Exercise material below:
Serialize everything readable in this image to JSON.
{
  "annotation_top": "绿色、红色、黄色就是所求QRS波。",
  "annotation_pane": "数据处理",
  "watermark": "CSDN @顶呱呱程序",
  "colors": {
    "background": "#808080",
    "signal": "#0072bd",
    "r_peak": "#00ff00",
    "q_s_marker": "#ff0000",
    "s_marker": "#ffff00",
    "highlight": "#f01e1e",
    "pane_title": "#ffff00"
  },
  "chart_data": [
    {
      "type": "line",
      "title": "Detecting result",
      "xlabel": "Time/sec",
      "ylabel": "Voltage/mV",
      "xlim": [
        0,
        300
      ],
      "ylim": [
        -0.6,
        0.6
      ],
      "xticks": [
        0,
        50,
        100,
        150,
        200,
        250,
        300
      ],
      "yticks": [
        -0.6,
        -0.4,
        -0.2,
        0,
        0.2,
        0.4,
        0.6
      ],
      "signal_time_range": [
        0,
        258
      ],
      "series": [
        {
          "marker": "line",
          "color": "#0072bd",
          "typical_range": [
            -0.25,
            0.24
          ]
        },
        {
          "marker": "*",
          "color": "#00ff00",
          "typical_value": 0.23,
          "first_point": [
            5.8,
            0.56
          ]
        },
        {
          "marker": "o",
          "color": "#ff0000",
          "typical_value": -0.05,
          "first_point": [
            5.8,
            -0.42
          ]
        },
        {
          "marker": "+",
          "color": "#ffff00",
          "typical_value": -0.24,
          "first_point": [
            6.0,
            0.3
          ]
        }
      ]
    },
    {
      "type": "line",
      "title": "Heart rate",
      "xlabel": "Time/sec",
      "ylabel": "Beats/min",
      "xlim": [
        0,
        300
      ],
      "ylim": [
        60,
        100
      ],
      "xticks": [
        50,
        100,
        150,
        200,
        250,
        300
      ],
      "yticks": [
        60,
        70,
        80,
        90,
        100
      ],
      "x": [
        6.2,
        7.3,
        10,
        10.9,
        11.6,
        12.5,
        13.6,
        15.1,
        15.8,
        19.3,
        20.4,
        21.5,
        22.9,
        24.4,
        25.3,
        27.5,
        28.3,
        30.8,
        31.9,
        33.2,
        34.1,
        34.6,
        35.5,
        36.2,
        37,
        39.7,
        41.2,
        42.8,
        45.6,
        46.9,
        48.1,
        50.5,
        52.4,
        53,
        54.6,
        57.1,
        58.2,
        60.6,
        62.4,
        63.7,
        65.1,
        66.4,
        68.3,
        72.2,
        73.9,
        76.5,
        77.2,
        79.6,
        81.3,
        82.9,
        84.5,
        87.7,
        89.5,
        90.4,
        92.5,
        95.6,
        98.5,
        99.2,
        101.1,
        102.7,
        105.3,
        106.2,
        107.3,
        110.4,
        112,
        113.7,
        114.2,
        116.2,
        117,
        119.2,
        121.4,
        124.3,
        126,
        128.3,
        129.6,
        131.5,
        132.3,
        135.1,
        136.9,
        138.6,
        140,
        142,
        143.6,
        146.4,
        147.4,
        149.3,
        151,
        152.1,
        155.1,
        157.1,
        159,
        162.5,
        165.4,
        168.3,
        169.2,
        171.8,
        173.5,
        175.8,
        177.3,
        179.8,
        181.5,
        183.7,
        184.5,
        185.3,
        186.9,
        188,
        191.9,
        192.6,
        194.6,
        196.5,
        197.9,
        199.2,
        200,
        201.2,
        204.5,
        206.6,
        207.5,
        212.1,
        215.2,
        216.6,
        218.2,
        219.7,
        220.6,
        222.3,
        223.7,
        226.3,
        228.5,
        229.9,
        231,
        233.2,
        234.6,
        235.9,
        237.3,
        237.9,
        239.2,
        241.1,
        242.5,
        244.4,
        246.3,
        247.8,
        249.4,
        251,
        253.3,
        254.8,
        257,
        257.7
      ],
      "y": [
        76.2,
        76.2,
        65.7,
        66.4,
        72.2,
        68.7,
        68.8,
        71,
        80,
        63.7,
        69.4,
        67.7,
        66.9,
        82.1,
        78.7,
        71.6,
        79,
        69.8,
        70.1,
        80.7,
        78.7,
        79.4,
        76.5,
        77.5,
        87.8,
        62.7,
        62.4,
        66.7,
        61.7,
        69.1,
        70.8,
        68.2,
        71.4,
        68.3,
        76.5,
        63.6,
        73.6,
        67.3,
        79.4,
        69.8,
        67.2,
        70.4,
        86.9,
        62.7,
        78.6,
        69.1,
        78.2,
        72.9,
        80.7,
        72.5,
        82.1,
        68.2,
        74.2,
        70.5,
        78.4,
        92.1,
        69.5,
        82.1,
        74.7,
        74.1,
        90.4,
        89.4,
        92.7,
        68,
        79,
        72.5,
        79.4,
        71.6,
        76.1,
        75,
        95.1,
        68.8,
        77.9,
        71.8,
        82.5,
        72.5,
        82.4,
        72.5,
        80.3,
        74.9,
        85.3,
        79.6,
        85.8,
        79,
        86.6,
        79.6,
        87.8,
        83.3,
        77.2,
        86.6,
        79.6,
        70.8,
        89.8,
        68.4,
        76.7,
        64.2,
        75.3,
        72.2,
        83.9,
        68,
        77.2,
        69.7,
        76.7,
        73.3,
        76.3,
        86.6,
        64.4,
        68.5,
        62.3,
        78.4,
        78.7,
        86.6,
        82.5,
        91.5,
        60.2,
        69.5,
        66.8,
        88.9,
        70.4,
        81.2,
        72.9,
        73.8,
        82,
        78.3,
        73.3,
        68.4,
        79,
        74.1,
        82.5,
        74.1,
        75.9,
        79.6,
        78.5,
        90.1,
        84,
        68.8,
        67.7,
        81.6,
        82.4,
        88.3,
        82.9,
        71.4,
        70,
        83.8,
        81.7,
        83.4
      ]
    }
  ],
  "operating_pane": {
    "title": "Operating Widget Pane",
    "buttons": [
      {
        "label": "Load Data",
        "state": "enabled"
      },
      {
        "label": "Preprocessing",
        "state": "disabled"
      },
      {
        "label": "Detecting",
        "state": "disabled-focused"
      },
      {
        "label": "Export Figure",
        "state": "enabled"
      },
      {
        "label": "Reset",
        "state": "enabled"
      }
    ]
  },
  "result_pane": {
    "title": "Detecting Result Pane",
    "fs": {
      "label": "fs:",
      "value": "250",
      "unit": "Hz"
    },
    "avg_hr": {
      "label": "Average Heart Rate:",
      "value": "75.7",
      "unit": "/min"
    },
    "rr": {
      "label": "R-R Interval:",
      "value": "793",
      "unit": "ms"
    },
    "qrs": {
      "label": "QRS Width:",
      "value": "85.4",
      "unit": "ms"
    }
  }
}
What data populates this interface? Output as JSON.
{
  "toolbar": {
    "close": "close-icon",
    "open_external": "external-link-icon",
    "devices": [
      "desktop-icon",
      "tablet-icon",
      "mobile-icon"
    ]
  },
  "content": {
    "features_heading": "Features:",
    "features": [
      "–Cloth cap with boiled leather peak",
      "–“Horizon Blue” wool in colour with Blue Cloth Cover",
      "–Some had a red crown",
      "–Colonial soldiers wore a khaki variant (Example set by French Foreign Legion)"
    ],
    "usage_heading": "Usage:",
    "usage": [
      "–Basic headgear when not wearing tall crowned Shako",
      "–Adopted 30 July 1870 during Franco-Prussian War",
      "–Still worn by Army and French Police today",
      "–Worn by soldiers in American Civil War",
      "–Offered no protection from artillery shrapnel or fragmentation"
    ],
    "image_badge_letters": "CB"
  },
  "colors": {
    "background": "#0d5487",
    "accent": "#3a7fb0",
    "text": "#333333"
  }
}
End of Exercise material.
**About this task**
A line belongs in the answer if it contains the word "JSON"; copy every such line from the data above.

**Problem solution**
Serialize everything readable in this image to JSON.
What data populates this interface? Output as JSON.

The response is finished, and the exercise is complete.